For most federal workers and retirees, going over the fiscal cliff in January isn’t the problem du jour.
Sequestration will happen or not (probably not) and there is little — other than worry — you can do about it.
Six months from now, we will most likely have forgotten what a hot topic the tax and spend issue was. But…
If you or a family member gets really sick or has a serious accident in the new year, that is reality. That, rightly so, will be your No. 1 problem. And whether you come out of it alive and kicking or financially strapped could depend on what you do between now and next Monday. Doing nothing is an option, but not a good one.
When it comes to shopping for the best health insurance deal, most federal and postal retirees have the same strategy: They do nothing. Although the health insurance Open Season ends at COB next Monday, the vast majority of retirees made their decision years ago. Stay the course!
Year after year, the vast majority of federal retirees stick with the same health plan that they had while working even though for most their medical expenses have increased while their income — annuity vs. salary — has dropped.
For the majority of retirees, the plan of choice is Blue Cross-Blue Shield’s standard, which expert Walton Francis calls “the gold standard” of the federal health program’s plans. Francis edits CHECKBOOK’s Guide to Federal Health Plans. Many federal agencies subscribe to the online version so their employees can compare plans at work. Members of the AFGE and NTEU unions also have access to it as part of their membership perks.
Whether you are a 100-year-old retiree or a super-healthy 25-year-old, it pays to shop around. Francis says individuals can save $1,000 a year in 2013 by picking the right plan. Couples even more.
Many retirees assume that with Medicare Part A (which is free), most of their medical bills will be taken care of. Many with Part A and B know it. Or think they do. But while they are the primary payers, retirees have more aches, pains and problems than younger and middle-aged feds. According to Francis, people older than 65 have a 12 percent chance of having high-cost ($25,000 or more) medical bills next year. Younger employees have only a 4 percent chance of hitting or exceeding that number. So, although both groups in the same plans pay the same premium, older individuals typically have higher costs.
In his CHECKBOOK guide, Francis estimates that a single retiree with Medicare Parts A and B who has an “average” medical year in 2013 will spend a total of $3,980 in premiums and out-of-pocket costs in the Blue Cross basic plan. Someone 55 and under, in the same plan who has average expenses next year will pay out a total of only $1,800 in 2013, he says. Both active and retired people pay the same FEHBP premiums. The difference in out-of-pocket payments is that they use more medical services and need more prescription drugs.
One way retirees can give themselves excellent coverage, while reducing their premiums, is to consider the managed-care HMOs. Francis gives top marks to Kaiser, CareFirst Blue Choice standard and Aetna basic.

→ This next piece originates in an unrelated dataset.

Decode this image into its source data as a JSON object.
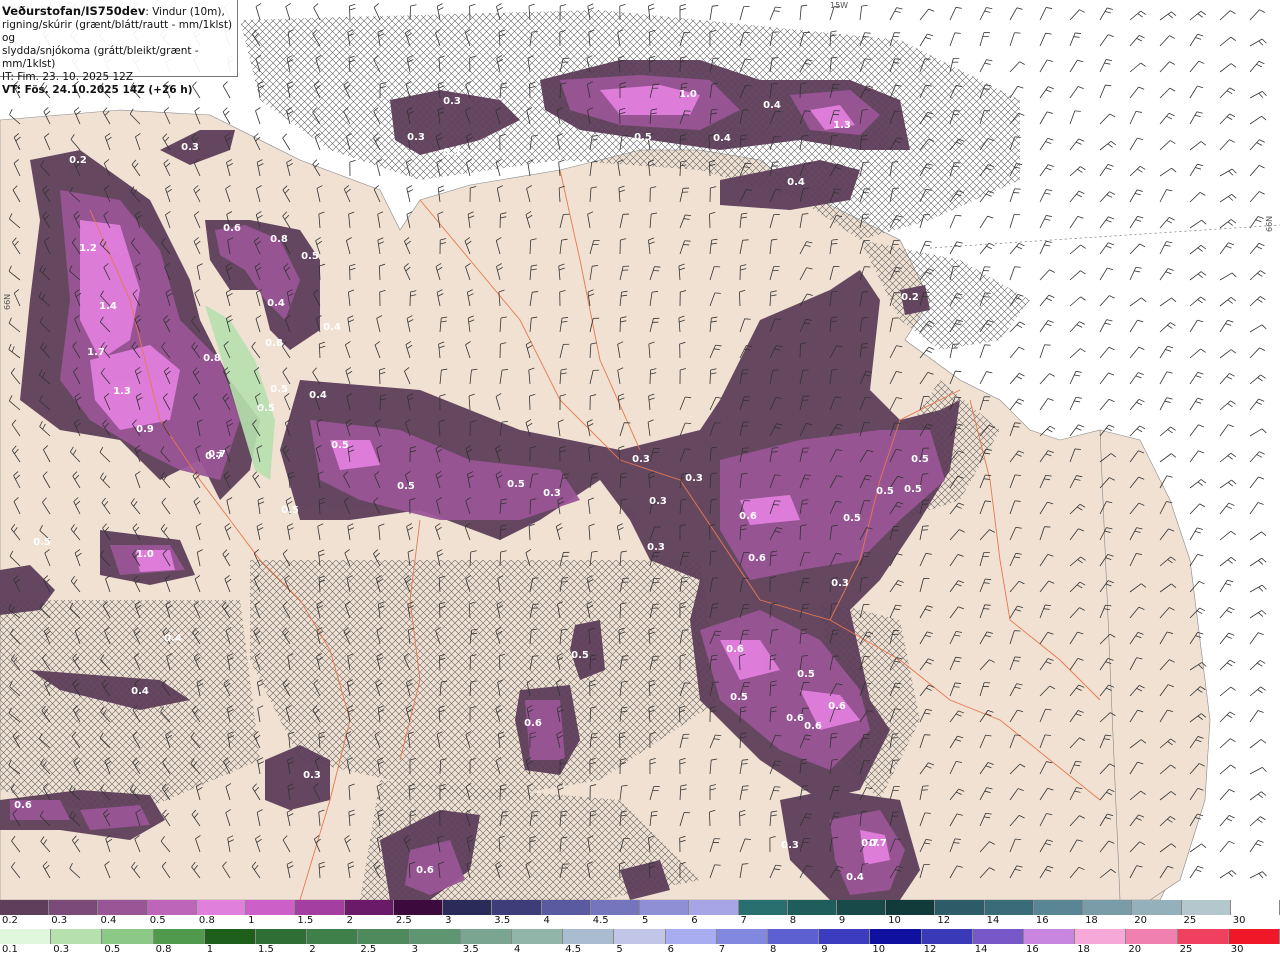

If you prefer fee-for-service plans he says that GEHA standard option, Foreign Service, Blue Cross basic, the MHBP standard Medicare Pilot and APWU high options will cover you nicely, and at lower premiums than the Blue Cross standard provided to remain in their network of physicians.
Agencies making inroads with workforce, succession planning IRS, DoD and Interior all are pursuing an assortment of initiatives to prepare for personnel reductions. DoD will release an updated workforce strategic plan by 2015. The IRS is using an online assessment tool to measure how ready employees are to move into leadership positions. Interior is getting managers to understand their important role in workforce planning.
Senate moves forward with plan to reduce DoD civilian workforce The Senate moved forward with a plan to require the Defense Department to reduce its civilian workforce by 5 percent over the next five years. A measure striking that provision was defeated in a vote Friday. Earlier this week, Sen. Ben Cardin (D-Md.) introduced an amendment to the 2013 National Defense Authorization Act, which would lift a mandated 5 percent reduction to DoD’s civilian and contractor workforces over five years. But in a 53-41 vote, Cardin’s amendment was defeated.